PROMPT →
Scan the data, and whenever a line contains "kind", copy it.

Interface dataset entries:

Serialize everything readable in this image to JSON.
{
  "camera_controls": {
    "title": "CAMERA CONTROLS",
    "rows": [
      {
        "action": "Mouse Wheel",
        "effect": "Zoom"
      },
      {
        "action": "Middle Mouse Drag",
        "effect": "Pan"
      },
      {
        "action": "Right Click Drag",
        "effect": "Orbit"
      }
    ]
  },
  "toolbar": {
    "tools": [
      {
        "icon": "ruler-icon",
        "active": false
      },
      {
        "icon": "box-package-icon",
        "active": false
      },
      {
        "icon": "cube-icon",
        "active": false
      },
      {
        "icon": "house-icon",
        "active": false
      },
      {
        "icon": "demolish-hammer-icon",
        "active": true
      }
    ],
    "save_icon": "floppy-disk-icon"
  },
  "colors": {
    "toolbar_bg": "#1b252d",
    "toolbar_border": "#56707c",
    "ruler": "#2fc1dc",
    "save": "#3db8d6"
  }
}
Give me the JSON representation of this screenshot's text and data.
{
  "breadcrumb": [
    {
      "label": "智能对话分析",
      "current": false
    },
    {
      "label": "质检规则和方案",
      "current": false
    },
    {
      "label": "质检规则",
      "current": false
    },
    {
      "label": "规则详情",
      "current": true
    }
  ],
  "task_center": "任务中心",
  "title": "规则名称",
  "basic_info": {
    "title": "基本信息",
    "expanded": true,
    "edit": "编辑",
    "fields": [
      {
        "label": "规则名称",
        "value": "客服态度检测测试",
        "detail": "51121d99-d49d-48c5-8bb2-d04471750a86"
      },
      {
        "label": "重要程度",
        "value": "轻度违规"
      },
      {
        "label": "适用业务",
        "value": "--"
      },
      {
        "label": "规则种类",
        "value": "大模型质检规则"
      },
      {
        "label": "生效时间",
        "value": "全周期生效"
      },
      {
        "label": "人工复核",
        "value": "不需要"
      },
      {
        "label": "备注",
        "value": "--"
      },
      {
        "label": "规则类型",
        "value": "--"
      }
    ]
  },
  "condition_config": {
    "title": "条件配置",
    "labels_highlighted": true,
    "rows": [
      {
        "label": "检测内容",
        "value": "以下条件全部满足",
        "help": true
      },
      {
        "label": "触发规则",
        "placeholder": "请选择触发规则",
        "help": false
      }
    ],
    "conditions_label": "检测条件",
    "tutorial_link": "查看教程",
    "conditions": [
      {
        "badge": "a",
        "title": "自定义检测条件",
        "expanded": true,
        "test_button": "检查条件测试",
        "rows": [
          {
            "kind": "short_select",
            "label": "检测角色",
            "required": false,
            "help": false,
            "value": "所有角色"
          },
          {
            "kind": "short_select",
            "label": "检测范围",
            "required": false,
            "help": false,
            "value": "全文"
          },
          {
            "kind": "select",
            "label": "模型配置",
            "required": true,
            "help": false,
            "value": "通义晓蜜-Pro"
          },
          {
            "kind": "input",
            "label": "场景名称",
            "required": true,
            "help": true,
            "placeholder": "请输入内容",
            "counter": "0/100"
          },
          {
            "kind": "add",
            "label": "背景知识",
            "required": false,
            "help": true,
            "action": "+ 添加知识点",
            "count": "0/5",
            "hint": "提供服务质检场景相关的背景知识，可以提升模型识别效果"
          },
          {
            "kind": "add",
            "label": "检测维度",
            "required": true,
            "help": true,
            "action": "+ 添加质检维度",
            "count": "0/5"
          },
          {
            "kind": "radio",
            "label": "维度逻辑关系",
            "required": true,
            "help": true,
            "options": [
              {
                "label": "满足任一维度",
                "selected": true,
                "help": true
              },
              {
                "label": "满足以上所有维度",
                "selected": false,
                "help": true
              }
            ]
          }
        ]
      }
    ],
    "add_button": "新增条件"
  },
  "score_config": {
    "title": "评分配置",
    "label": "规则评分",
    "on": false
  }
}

FINAL ANSWER →
            "kind": "short_select",
            "kind": "short_select",
            "kind": "select",
            "kind": "input",
            "kind": "add",
            "kind": "add",
            "kind": "radio",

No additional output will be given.